══ Working data ══

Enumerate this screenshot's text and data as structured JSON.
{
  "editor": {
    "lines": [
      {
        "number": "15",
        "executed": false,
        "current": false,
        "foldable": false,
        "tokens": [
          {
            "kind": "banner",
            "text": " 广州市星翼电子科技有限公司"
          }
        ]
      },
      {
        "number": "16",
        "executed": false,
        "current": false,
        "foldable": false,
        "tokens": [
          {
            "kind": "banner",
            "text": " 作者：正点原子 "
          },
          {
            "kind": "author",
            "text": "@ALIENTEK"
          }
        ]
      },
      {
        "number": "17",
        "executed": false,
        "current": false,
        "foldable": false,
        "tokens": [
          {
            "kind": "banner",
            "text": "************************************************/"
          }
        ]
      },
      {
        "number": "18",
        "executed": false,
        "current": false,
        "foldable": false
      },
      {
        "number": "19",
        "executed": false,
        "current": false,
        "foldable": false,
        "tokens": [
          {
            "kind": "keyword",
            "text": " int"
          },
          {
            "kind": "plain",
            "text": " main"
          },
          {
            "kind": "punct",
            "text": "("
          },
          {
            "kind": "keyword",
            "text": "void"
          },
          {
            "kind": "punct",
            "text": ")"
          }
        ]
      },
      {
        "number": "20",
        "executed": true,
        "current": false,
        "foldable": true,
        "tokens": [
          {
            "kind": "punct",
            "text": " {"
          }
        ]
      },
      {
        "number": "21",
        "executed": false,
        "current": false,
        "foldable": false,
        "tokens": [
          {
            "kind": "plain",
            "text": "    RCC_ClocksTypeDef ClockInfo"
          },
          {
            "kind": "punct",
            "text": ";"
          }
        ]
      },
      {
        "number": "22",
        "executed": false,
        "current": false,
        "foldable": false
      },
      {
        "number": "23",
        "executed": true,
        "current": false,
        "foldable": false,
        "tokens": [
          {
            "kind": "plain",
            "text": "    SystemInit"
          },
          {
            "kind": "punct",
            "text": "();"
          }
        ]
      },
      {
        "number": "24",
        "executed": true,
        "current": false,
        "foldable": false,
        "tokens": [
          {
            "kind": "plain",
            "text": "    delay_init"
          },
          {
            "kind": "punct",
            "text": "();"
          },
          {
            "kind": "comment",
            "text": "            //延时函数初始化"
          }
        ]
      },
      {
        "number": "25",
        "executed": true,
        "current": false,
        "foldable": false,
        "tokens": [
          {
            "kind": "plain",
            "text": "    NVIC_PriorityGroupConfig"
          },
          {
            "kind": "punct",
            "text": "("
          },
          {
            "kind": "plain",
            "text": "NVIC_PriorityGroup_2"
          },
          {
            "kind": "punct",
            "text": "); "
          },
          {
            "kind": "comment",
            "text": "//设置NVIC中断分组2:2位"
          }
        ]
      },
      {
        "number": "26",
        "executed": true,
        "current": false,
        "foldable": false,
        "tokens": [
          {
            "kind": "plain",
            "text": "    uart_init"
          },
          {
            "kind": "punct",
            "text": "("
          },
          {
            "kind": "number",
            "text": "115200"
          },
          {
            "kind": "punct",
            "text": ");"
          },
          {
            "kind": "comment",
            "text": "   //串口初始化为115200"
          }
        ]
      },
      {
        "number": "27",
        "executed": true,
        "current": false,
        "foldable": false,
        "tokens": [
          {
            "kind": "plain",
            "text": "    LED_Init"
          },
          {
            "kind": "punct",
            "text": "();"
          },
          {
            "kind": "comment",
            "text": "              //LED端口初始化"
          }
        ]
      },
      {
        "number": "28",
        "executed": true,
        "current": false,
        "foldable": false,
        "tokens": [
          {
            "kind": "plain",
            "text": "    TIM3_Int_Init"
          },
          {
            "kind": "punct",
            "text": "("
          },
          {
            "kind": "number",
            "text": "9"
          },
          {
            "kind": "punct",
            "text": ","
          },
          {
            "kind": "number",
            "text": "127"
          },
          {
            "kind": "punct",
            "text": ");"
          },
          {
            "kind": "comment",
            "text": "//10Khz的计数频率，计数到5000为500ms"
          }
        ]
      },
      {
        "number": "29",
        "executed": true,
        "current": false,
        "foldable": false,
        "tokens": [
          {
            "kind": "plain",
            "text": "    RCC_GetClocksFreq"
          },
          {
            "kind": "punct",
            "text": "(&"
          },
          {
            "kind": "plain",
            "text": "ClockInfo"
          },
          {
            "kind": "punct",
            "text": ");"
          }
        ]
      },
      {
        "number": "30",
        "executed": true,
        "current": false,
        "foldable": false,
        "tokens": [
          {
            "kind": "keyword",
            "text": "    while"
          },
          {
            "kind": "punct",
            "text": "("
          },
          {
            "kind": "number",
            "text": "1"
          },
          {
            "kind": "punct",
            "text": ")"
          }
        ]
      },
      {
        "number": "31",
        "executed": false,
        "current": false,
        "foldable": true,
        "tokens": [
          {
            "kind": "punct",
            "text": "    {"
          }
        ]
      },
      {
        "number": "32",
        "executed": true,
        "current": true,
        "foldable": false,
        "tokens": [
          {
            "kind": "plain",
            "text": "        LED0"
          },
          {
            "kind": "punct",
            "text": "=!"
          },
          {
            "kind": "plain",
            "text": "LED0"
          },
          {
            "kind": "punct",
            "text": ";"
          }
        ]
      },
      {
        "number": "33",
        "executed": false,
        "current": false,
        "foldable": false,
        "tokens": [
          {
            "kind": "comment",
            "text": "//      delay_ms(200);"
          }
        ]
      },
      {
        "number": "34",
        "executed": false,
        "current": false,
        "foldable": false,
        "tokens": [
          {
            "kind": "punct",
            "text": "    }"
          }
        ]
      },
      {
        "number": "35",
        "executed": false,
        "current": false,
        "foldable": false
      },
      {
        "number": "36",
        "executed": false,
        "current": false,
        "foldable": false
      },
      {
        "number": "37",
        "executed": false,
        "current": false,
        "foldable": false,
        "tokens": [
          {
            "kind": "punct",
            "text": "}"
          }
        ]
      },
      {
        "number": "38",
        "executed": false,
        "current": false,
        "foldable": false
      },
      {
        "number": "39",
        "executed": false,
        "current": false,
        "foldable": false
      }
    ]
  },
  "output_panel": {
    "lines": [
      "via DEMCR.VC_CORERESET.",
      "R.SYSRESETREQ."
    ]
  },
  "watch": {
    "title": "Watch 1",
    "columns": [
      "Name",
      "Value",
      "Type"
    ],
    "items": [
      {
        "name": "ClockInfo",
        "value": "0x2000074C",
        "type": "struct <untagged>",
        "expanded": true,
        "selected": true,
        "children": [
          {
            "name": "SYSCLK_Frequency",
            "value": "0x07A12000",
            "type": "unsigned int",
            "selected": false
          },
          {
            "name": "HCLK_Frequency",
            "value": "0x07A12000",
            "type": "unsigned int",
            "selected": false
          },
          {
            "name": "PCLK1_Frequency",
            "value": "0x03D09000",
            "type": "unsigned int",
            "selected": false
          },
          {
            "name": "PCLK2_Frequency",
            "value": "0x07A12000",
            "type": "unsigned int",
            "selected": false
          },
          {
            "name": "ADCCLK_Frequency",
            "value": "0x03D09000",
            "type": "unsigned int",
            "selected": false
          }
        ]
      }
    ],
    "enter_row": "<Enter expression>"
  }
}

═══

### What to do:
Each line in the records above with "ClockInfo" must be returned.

### Reply to the exercise:
            "text": "    RCC_ClocksTypeDef ClockInfo"
            "text": "ClockInfo"
        "name": "ClockInfo",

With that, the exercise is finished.